BUDAPEST (Reuters) – Hungary’s economic contraction this year is likely to be deeper than the government’s projection last month for 3% and the current budget deficit goal of 3% per GDP is “not carved in stone”, Finance Minister Mihaly Varga told Reuters on Friday.
Varga said the government will revise its GDP and deficit projections at the end of April as the coronavirus pandemic is taking a bigger than expected economic toll on the Central European country.
“Our estimate for 3% recession was made in the second half of March and was based on the assumption that we can start coming out of the epidemic in the second quarter,” Varga said in an interview.
“We are analyzing the situation now, but the figure is likely to be weaker (than minus 3%).”
Referring to online data from over 202,000 cash machines in the retail sector, he said that in the past seven days sales volumes were at only 54% of the level for the same period a year ago, showing tax revenues will be substantially lower as well.
“If the economy was able to return (to normal) at the end of May or by June, then the recession would be 3% but we can see that this will be slower,” he added. Hungary’s economy grew by 4.9% last year.

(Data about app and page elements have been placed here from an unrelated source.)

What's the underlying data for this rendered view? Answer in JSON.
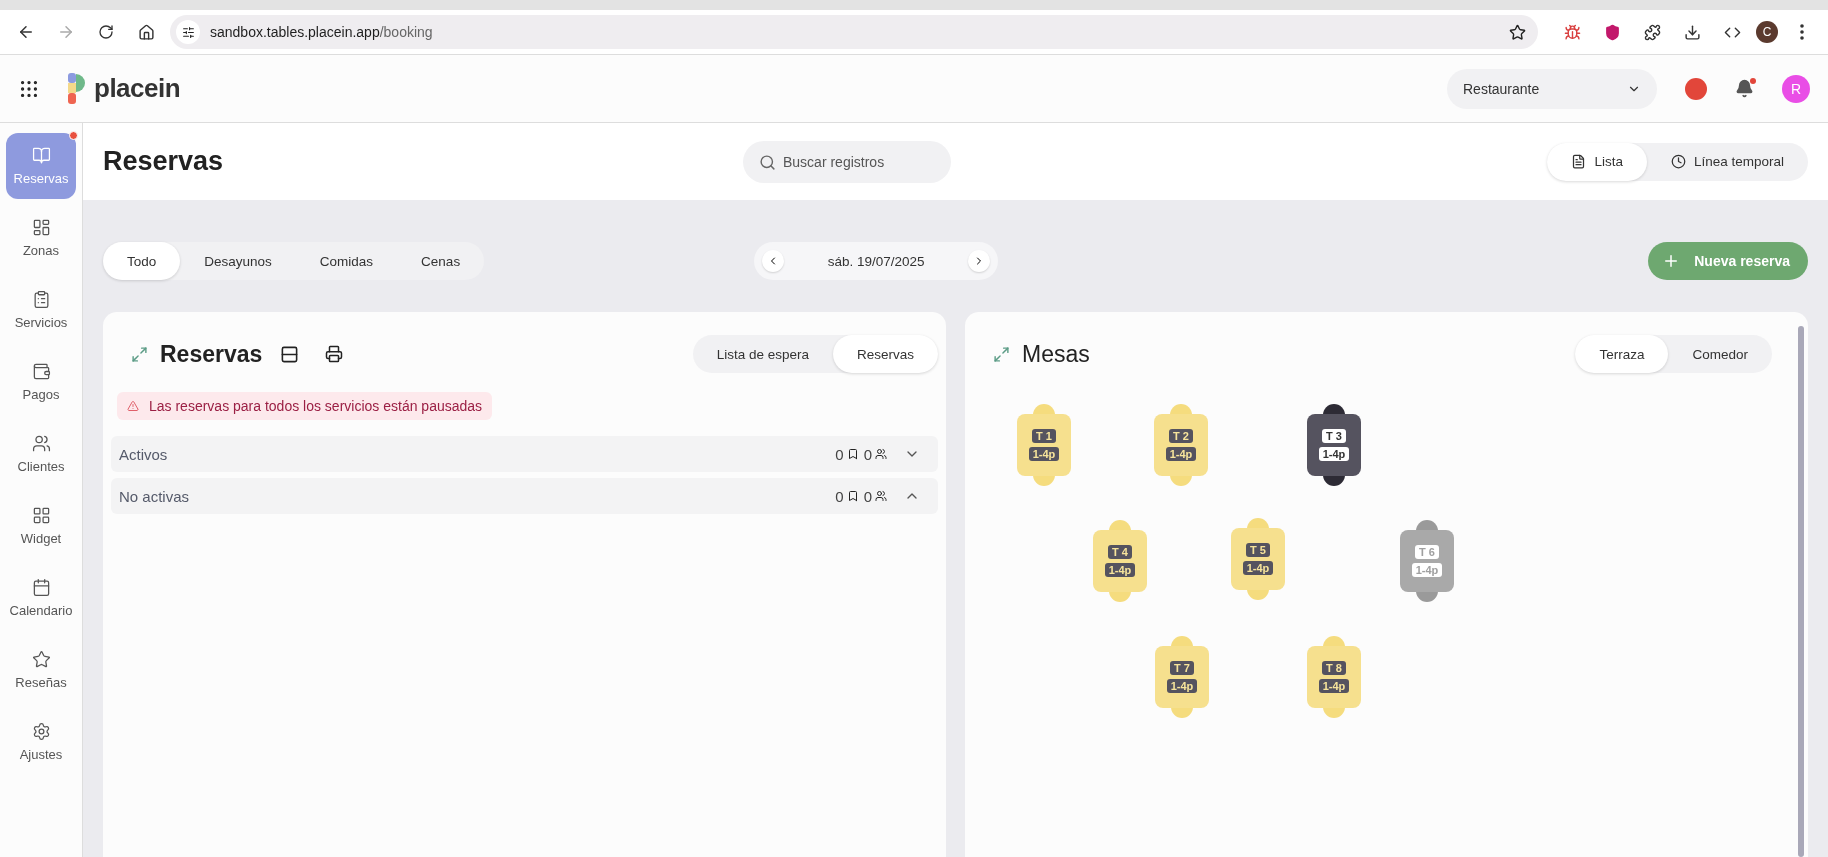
{
  "browser": {
    "url_host": "sandbox.tables.placein.app",
    "url_path": "/booking",
    "profile": "C"
  },
  "header": {
    "logo": "placein",
    "venue": "Restaurante",
    "avatar": "R",
    "notification": true
  },
  "sidebar": {
    "items": [
      {
        "kind": "reservas",
        "label": "Reservas",
        "selected": true,
        "badge": true
      },
      {
        "kind": "zonas",
        "label": "Zonas",
        "selected": false,
        "badge": false
      },
      {
        "kind": "servicios",
        "label": "Servicios",
        "selected": false,
        "badge": false
      },
      {
        "kind": "pagos",
        "label": "Pagos",
        "selected": false,
        "badge": false
      },
      {
        "kind": "clientes",
        "label": "Clientes",
        "selected": false,
        "badge": false
      },
      {
        "kind": "widget",
        "label": "Widget",
        "selected": false,
        "badge": false
      },
      {
        "kind": "calendario",
        "label": "Calendario",
        "selected": false,
        "badge": false
      },
      {
        "kind": "resenas",
        "label": "Reseñas",
        "selected": false,
        "badge": false
      },
      {
        "kind": "ajustes",
        "label": "Ajustes",
        "selected": false,
        "badge": false
      }
    ]
  },
  "page": {
    "title": "Reservas",
    "search": {
      "placeholder": "Buscar registros"
    },
    "views": [
      {
        "kind": "lista",
        "label": "Lista",
        "selected": true
      },
      {
        "kind": "timeline",
        "label": "Línea temporal",
        "selected": false
      }
    ]
  },
  "services": [
    {
      "label": "Todo",
      "selected": true
    },
    {
      "label": "Desayunos",
      "selected": false
    },
    {
      "label": "Comidas",
      "selected": false
    },
    {
      "label": "Cenas",
      "selected": false
    }
  ],
  "date": "sáb. 19/07/2025",
  "new_button": "Nueva reserva",
  "reservations": {
    "title": "Reservas",
    "toggle": [
      {
        "label": "Lista de espera",
        "selected": false
      },
      {
        "label": "Reservas",
        "selected": true
      }
    ],
    "alert": "Las reservas para todos los servicios están pausadas",
    "groups": [
      {
        "label": "Activos",
        "bookings": "0",
        "guests": "0",
        "expanded": false
      },
      {
        "label": "No activas",
        "bookings": "0",
        "guests": "0",
        "expanded": true
      }
    ]
  },
  "tables": {
    "title": "Mesas",
    "zones": [
      {
        "label": "Terraza",
        "selected": true
      },
      {
        "label": "Comedor",
        "selected": false
      }
    ],
    "items": [
      {
        "name": "T 1",
        "capacity": "1-4p",
        "kind": "free"
      },
      {
        "name": "T 2",
        "capacity": "1-4p",
        "kind": "free"
      },
      {
        "name": "T 3",
        "capacity": "1-4p",
        "kind": "occupied"
      },
      {
        "name": "T 4",
        "capacity": "1-4p",
        "kind": "free"
      },
      {
        "name": "T 5",
        "capacity": "1-4p",
        "kind": "free"
      },
      {
        "name": "T 6",
        "capacity": "1-4p",
        "kind": "blocked"
      },
      {
        "name": "T 7",
        "capacity": "1-4p",
        "kind": "free"
      },
      {
        "name": "T 8",
        "capacity": "1-4p",
        "kind": "free"
      }
    ]
  }
}
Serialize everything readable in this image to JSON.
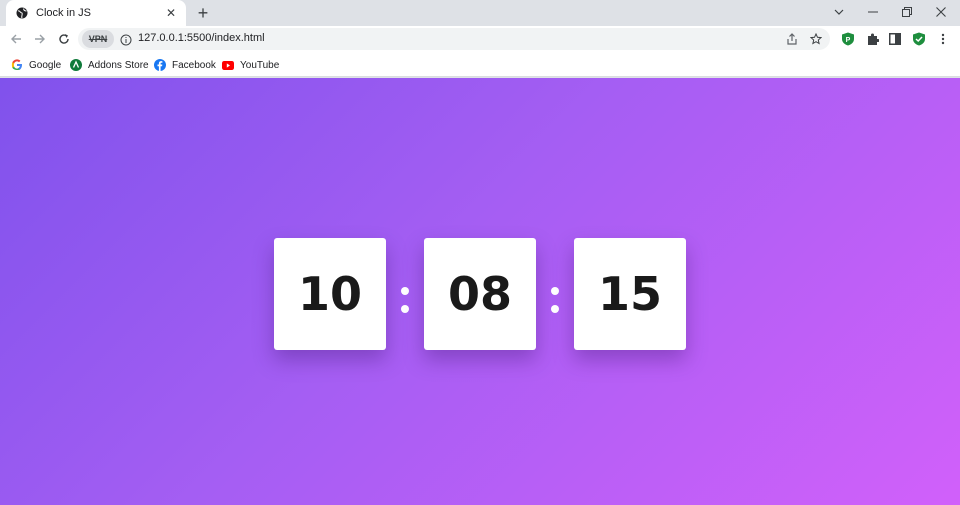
{
  "tab": {
    "title": "Clock in JS",
    "close_label": "✕"
  },
  "toolbar": {
    "vpn_label": "VPN",
    "url": "127.0.0.1:5500/index.html"
  },
  "bookmarks": [
    {
      "label": "Google",
      "icon": "google-icon"
    },
    {
      "label": "Addons Store",
      "icon": "addons-store-icon"
    },
    {
      "label": "Facebook",
      "icon": "facebook-icon"
    },
    {
      "label": "YouTube",
      "icon": "youtube-icon"
    }
  ],
  "clock": {
    "hours": "10",
    "minutes": "08",
    "seconds": "15"
  },
  "colors": {
    "gradient_start": "#8052ec",
    "gradient_end": "#d160fa",
    "digit_color": "#1a1a1a"
  }
}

Varga said he did not expect any measurable revenues from the tourism sector this year. He said the biggest short-term risk to the economy was how exports can restart given shipment difficulties and border closures.
“The question is which export products can actually make it from the pharma, auto and chemical sectors to our export markets, and whether demand can revive along with a build-up of supply,” Varga said.

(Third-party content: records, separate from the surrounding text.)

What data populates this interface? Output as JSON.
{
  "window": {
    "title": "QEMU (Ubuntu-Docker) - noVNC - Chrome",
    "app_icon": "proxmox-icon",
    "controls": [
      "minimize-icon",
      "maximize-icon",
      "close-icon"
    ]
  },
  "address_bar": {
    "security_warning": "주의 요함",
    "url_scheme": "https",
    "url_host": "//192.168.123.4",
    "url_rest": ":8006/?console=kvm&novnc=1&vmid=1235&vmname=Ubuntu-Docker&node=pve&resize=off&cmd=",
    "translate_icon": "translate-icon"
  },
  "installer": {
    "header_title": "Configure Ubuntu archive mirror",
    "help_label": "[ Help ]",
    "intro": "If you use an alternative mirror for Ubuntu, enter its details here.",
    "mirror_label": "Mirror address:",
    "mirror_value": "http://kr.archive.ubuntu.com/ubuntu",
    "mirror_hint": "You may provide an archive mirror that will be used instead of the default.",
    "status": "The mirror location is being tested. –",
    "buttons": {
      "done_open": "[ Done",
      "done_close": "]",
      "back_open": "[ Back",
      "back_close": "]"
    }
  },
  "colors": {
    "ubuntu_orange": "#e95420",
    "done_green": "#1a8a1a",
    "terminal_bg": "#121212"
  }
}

He said the government wanted to keep the budget deficit below 3% of GDP but “it was not the end of the world” if it came in higher than that.
A Reuters poll of analysts this week found a consensus forecast for a budget deficit of 4.5% of GDP. When asked if this would be acceptable, Varga said:
“If the epidemic puts a brake on the economy for longer and the economy cannot restart, then I think yes.”
Varga also revealed the terms of a Chinese loan agreement which Hungary announced earlier on Friday to finance the construction of a rail link between Budapest and the Serbian capital Belgrade, saying the 20-year $1.855 billion loan carried an annual interest rate of 2.5% and an early repayment option.
(Reporting by Krisztina Than; Editing by Frances Kerry)